*** Begin section ***
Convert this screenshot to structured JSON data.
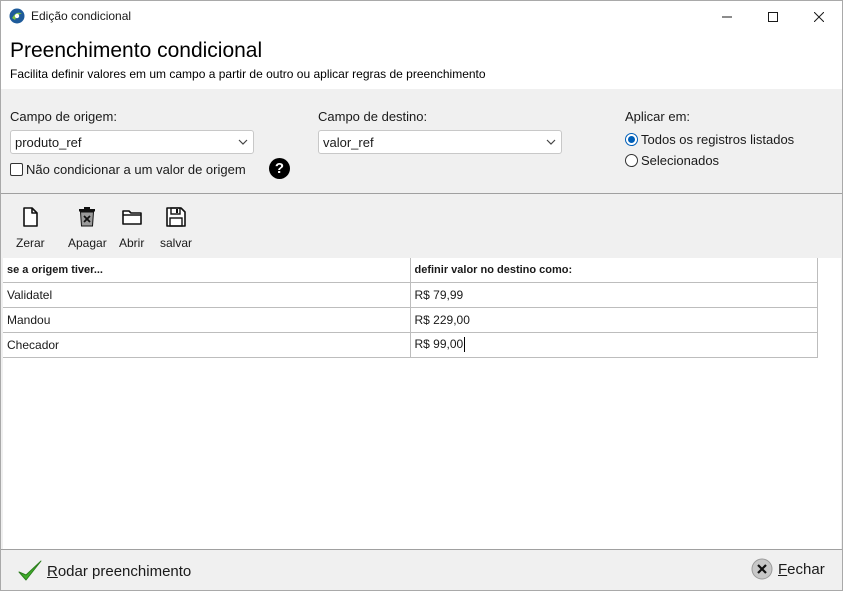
{
  "window": {
    "title": "Edição condicional",
    "accent_color": "#005fb8"
  },
  "header": {
    "title": "Preenchimento condicional",
    "subtitle": "Facilita definir valores em um campo a partir de outro ou aplicar regras de preenchimento"
  },
  "options": {
    "origin_label": "Campo de origem:",
    "origin_value": "produto_ref",
    "dest_label": "Campo de destino:",
    "dest_value": "valor_ref",
    "no_condition_label": "Não condicionar a um valor de origem",
    "no_condition_checked": false,
    "help_glyph": "?",
    "apply_label": "Aplicar em:",
    "apply_all_label": "Todos os registros listados",
    "apply_selected_label": "Selecionados",
    "apply_value": "all"
  },
  "toolbar": {
    "reset_label": "Zerar",
    "delete_label": "Apagar",
    "open_label": "Abrir",
    "save_label": "salvar"
  },
  "grid": {
    "col_origin": "se a origem tiver...",
    "col_dest": "definir valor no destino como:",
    "rows": [
      {
        "origin": "Validatel",
        "dest": "R$ 79,99"
      },
      {
        "origin": "Mandou",
        "dest": "R$ 229,00"
      },
      {
        "origin": "Checador",
        "dest": "R$ 99,00"
      }
    ]
  },
  "footer": {
    "run_first": "R",
    "run_rest": "odar preenchimento",
    "close_first": "F",
    "close_rest": "echar"
  }
}
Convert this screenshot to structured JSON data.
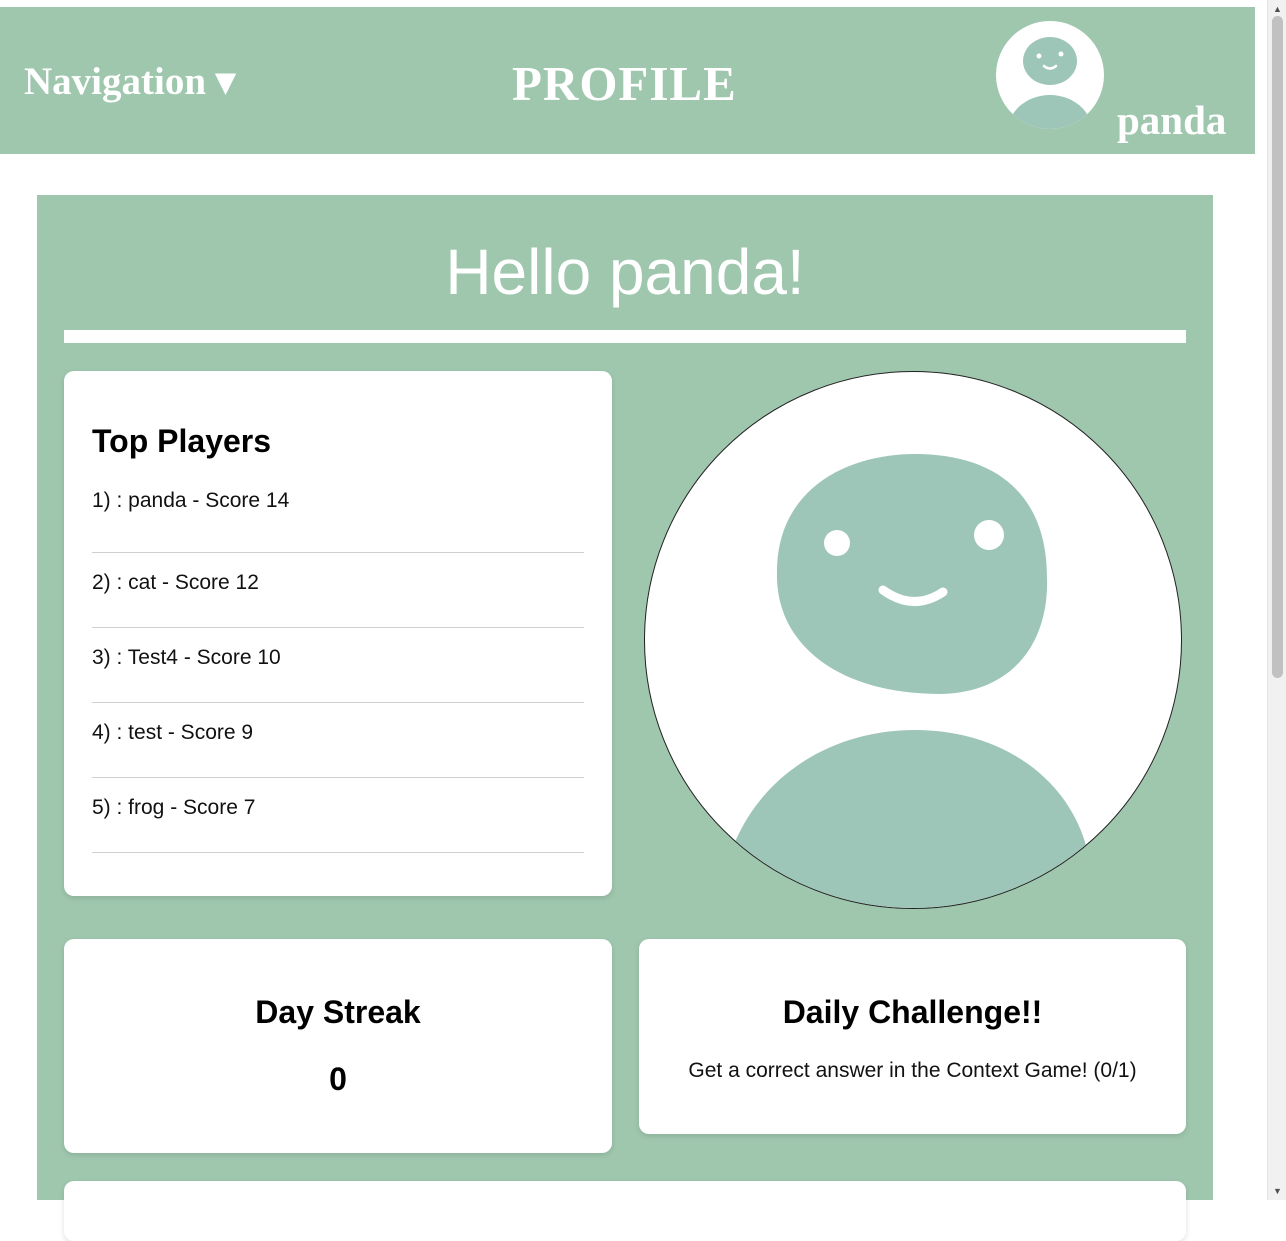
{
  "header": {
    "nav_label": "Navigation ▾",
    "title": "PROFILE",
    "username": "panda",
    "avatar_icon": "user-avatar-icon"
  },
  "main": {
    "greeting": "Hello panda!",
    "top_players": {
      "title": "Top Players",
      "players": [
        "1) : panda - Score 14",
        "2) : cat - Score 12",
        "3) : Test4 - Score 10",
        "4) : test - Score 9",
        "5) : frog - Score 7"
      ]
    },
    "streak": {
      "title": "Day Streak",
      "value": "0"
    },
    "challenge": {
      "title": "Daily Challenge!!",
      "text": "Get a correct answer in the Context Game! (0/1)"
    }
  },
  "colors": {
    "accent": "#9fc7ae",
    "avatar": "#9ec6b8",
    "card": "#ffffff"
  }
}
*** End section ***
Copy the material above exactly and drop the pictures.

Convert this screenshot to structured JSON data.
{
  "window": {
    "title": "Edição condicional",
    "accent_color": "#005fb8"
  },
  "header": {
    "title": "Preenchimento condicional",
    "subtitle": "Facilita definir valores em um campo a partir de outro ou aplicar regras de preenchimento"
  },
  "options": {
    "origin_label": "Campo de origem:",
    "origin_value": "produto_ref",
    "dest_label": "Campo de destino:",
    "dest_value": "valor_ref",
    "no_condition_label": "Não condicionar a um valor de origem",
    "no_condition_checked": false,
    "help_glyph": "?",
    "apply_label": "Aplicar em:",
    "apply_all_label": "Todos os registros listados",
    "apply_selected_label": "Selecionados",
    "apply_value": "all"
  },
  "toolbar": {
    "reset_label": "Zerar",
    "delete_label": "Apagar",
    "open_label": "Abrir",
    "save_label": "salvar"
  },
  "grid": {
    "col_origin": "se a origem tiver...",
    "col_dest": "definir valor no destino como:",
    "rows": [
      {
        "origin": "Validatel",
        "dest": "R$ 79,99"
      },
      {
        "origin": "Mandou",
        "dest": "R$ 229,00"
      },
      {
        "origin": "Checador",
        "dest": "R$ 99,00"
      }
    ]
  },
  "footer": {
    "run_first": "R",
    "run_rest": "odar preenchimento",
    "close_first": "F",
    "close_rest": "echar"
  }
}
Convert this screenshot to structured JSON data.
{
  "header": {
    "nav_label": "Navigation ▾",
    "title": "PROFILE",
    "username": "panda",
    "avatar_icon": "user-avatar-icon"
  },
  "main": {
    "greeting": "Hello panda!",
    "top_players": {
      "title": "Top Players",
      "players": [
        "1) : panda - Score 14",
        "2) : cat - Score 12",
        "3) : Test4 - Score 10",
        "4) : test - Score 9",
        "5) : frog - Score 7"
      ]
    },
    "streak": {
      "title": "Day Streak",
      "value": "0"
    },
    "challenge": {
      "title": "Daily Challenge!!",
      "text": "Get a correct answer in the Context Game! (0/1)"
    }
  },
  "colors": {
    "accent": "#9fc7ae",
    "avatar": "#9ec6b8",
    "card": "#ffffff"
  }
}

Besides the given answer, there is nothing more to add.